The complaint sounds convincing until you consider Haslett's past. For three years in Buffalo he and Smerlas cohosted the popular Fric and Frac Show on Monday nights on a local radio station, often insulting upcoming opponents and once drinking on the air. The show's end came after Haslett's next to last season with the Bills, in 1984, when Buffalo struggled to a 2-14 record. After enduring a succession of salty callers, at least one of the two cohosts—each blames the other—pressed buttons and issued obscene two-word rebukes until the phone lines were cleared.
"We lived like the guys in North Dallas Forty" Smerlas says. "We would fight anybody, anytime. But I can't go into the wild, wild stuff, because he's married with kids now, and I wouldn't want to embarrass him." Haslett was married back then, too, to his first wife, Julie.
As hard as he partied, Haslett had a strict work ethic. He grew up near Pittsburgh in Avalon, where his father, Ira, was a high school custodian. After walking on at Indiana (Pa.) University, Haslett scrapped his way to the NFL, and he was determined to make the most of his talent. "A lot of times we'd drink until 2 or 3 a.m.," Haslett recalls, "and then we'd go straight to the facility to watch film and work out. At least that's what I did. Freddie just slept."
The pivotal moment in Haslett's career came in 1986, when he broke his leg during a Bills preseason game against the Chicago Bears. Writhing in pain, he began contemplating his future. "Our coach, Hank Bullough, came out to check on me, and I asked him, 'If I can't play again, will you give me a coaching job?' " says Haslett. "From that point on I started to pay attention to what the coaches did."
The injury led to another important change in Haslett's life. While watching that Bills-Bears game on television with members of her family, a Buffalo hotel catering manager named Beth Wood blurted out, "That Jim Haslett is so obnoxious, I hope he breaks his leg." Two plays later he did. After hearing the story from teammate John Kidd—who had met the remorseful Wood at her hotel, where the Bills stayed the nights before games—Haslett called her and jokingly accused her of being a witch. They agreed to meet at a local establishment called Libation Station, and it was love at first beer. Beth and Jim married in 1989, two years after his retirement from the NFL. Meanwhile, having been offered assistant coaching jobs with the Bills, Colts and San Diego Chargers, Haslett instead had taken an assistant's position at the University of Buffalo so, he says, "I could see if coaching was even something I wanted to do."

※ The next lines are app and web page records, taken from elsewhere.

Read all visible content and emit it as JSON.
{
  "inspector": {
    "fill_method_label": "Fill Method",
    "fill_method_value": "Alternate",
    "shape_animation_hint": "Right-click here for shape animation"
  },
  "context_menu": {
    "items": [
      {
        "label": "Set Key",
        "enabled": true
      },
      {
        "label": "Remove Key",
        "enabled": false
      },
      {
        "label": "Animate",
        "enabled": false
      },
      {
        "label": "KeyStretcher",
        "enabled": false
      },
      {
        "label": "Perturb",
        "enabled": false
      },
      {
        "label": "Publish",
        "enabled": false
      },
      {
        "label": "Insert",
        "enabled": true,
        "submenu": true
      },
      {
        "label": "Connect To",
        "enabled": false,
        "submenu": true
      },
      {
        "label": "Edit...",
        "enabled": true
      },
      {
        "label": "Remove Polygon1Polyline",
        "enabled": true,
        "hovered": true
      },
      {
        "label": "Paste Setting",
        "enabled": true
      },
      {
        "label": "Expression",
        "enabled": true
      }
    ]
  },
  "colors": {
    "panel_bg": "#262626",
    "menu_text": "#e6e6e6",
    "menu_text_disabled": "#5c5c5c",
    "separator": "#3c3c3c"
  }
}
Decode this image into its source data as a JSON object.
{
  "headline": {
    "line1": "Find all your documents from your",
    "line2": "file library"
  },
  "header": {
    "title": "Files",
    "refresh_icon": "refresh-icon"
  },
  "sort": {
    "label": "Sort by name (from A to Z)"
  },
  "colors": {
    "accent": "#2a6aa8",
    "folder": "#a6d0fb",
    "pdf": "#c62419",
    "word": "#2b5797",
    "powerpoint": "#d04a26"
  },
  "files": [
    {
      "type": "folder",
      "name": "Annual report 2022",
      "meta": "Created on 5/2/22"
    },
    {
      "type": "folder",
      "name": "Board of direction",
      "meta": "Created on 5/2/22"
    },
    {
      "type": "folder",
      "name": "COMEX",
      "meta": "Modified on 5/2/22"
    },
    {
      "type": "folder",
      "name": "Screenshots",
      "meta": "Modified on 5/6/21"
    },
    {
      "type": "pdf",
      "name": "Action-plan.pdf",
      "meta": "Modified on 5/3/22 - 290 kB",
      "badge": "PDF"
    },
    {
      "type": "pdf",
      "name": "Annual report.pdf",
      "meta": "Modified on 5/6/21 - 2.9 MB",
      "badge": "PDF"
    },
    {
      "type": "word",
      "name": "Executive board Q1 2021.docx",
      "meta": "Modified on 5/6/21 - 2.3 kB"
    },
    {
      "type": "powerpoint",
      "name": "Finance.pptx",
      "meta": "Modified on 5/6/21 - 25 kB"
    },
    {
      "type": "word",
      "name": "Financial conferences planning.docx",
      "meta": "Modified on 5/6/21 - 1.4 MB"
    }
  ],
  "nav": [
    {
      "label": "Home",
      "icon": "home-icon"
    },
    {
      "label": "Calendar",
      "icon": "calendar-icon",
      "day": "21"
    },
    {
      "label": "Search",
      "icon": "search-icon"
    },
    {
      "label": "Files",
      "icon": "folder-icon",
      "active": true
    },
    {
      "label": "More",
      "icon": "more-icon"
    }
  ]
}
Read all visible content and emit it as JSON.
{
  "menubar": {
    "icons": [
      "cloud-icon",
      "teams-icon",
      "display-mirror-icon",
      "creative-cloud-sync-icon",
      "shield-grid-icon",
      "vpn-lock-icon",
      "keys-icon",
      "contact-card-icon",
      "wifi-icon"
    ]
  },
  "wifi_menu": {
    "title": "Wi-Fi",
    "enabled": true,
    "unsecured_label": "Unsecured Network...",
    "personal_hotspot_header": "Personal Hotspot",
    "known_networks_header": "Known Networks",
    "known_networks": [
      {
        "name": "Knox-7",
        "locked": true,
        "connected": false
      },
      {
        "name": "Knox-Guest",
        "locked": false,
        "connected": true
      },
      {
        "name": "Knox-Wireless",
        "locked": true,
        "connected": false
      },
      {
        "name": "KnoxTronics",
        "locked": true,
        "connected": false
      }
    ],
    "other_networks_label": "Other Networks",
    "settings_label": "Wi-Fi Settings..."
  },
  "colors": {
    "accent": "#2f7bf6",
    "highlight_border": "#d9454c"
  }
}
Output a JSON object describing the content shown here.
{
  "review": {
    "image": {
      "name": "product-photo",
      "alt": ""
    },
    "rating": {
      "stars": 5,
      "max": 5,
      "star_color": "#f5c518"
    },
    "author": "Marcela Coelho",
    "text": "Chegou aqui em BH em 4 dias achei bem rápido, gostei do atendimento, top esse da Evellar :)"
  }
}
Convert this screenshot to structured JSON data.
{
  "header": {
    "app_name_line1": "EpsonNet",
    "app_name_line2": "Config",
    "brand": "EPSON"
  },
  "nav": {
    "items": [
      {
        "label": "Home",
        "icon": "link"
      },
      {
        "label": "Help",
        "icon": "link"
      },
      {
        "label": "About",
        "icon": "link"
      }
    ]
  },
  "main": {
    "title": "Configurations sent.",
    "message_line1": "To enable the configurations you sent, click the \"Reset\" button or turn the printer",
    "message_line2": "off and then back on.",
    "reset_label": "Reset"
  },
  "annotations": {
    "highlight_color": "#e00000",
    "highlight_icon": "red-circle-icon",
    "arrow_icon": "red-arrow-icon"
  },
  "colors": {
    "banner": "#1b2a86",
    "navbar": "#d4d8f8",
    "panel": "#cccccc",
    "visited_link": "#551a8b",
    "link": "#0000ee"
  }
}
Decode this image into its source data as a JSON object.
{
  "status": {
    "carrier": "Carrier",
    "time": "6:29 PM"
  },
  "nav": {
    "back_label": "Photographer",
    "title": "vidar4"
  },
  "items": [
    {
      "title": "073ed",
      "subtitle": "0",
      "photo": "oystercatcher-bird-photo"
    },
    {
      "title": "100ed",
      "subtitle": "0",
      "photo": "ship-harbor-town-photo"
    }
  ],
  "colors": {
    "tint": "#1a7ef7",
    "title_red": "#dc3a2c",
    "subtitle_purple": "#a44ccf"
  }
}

Haslett kept following his gut. When Kay Stephenson, one of his former coaches with the Bills, took a job with the World League's Sacramento Surge in January 1991, Haslett headed west to serve as the Surge's defensive coordinator—only days after the birth of his and Beth's first child, a daughter named Kelsey, who remained in Buffalo with Beth for several months. Two years later Haslett went to work as linebackers coach for the Raiders' Davis, whom he reveres, though Haslett admits that he "used to mess with the guy. They would bring him breakfast wrapped in cellophane, and I'd eat half of it when no one was looking."
Haslett's star rose through stints as an assistant with the Saints and the Steelers. He's a tireless worker who typically sleeps no more than four hours a night. He maps out daily schedules two months in advance and charts the calories he burns during workouts. "When we go on vacation," Beth says, "we don't do the beach thing, because it's way too relaxing for him."
While he grows into his role as a head coach, Haslett struggles to control his temper and his tongue. New Orleans players laugh at their coach's meandering pep talks, and he sometimes regrets his public candor. Following the Saints' victory over the Rams on Oct. 28, Haslett told reporters that in his halftime address to his players he had decried St. Louis's reliance on "bull-crap plays," and he seemed to mock a few trick plays the Rams had pulled off. By NFL coaching standards the quotes were the equivalent of an invective-laced rant in a rappers' feud, but Haslett called Rams coach Mike Martz to clarify his intent. "What I was trying to say is that if I had those players, I'd do that stuff too," Haslett says.
Sitting at his kitchen table as he recounts the conversation, Haslett looks like a man who wishes he could still go out on the field and kick some butt. "We did a lot of wild things when I was in the league," he says, "but we worked hard, and we played our asses off." He starts to raise his voice, but Chase and Libby hardly notice because they're so engrossed in a cartoon show on the family-room TV.
Only one member of the household offers his rapt attention, and it does not go unrewarded. As Haslett launches into another anecdote, he grabs a slice of ham and lofts it over the table. Hasbro catches the meat on the fly and devours it in a single bite.